*** Working data ***

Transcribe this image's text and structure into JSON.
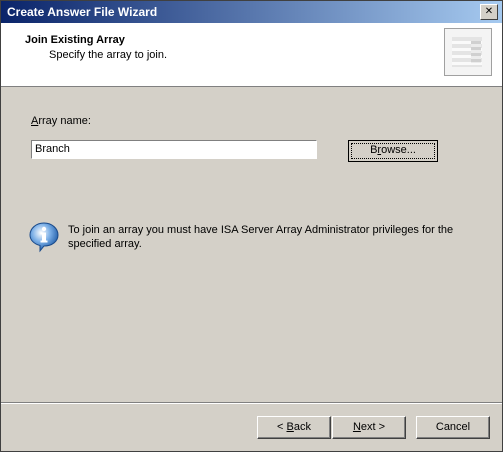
{
  "window": {
    "title": "Create Answer File Wizard",
    "close_glyph": "✕"
  },
  "header": {
    "title": "Join Existing Array",
    "subtitle": "Specify the array to join."
  },
  "form": {
    "label_prefix": "A",
    "label_rest": "rray name:",
    "array_value": "Branch",
    "browse_prefix": "B",
    "browse_mid": "r",
    "browse_rest": "owse..."
  },
  "info": {
    "icon": "info-icon",
    "text": "To join an array you must have ISA Server Array Administrator privileges for the specified array."
  },
  "footer": {
    "back_arrow": "< ",
    "back_u": "B",
    "back_rest": "ack",
    "next_u": "N",
    "next_rest": "ext",
    "next_arrow": " >",
    "cancel": "Cancel"
  },
  "colors": {
    "titlebar_start": "#0a246a",
    "titlebar_end": "#a6caf0",
    "face": "#d4d0c8"
  }
}
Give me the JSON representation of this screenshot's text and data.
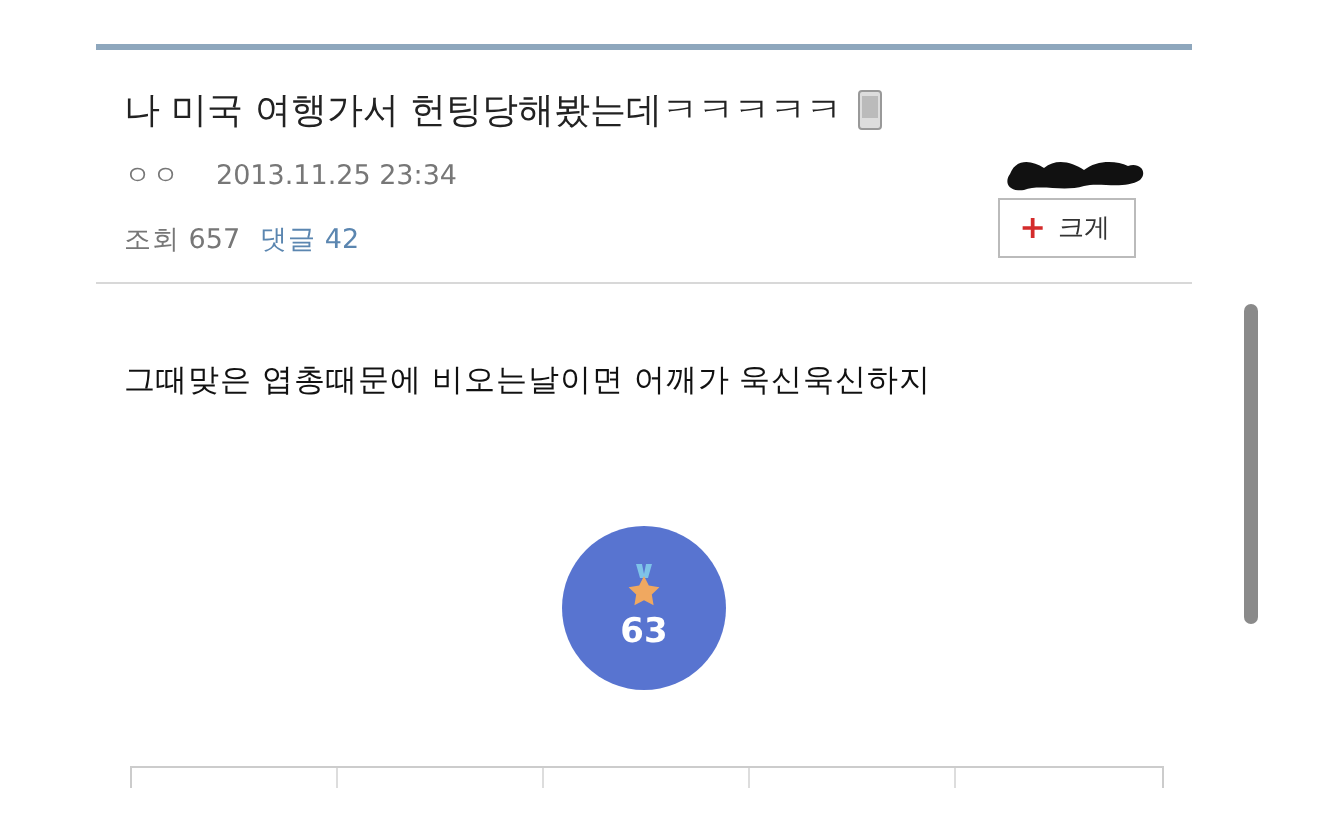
{
  "post": {
    "title": "나 미국 여행가서 헌팅당해봤는데ㅋㅋㅋㅋㅋ",
    "author": "ㅇㅇ",
    "date": "2013.11.25 23:34",
    "views_label": "조회",
    "views": "657",
    "comments_label": "댓글",
    "comments": "42",
    "zoom_button": {
      "icon": "+",
      "label": "크게"
    }
  },
  "body": "그때맞은 엽총때문에 비오는날이면 어깨가 욱신욱신하지",
  "recommend": {
    "count": "63"
  }
}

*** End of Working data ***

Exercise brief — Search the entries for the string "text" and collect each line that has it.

Exercise response —
Transcribe this image's text and structure into JSON.
    "text": "To join an array you must have ISA Server Array Administrator privileges for the specified array."
Give me the JSON representation of this screenshot's text and data.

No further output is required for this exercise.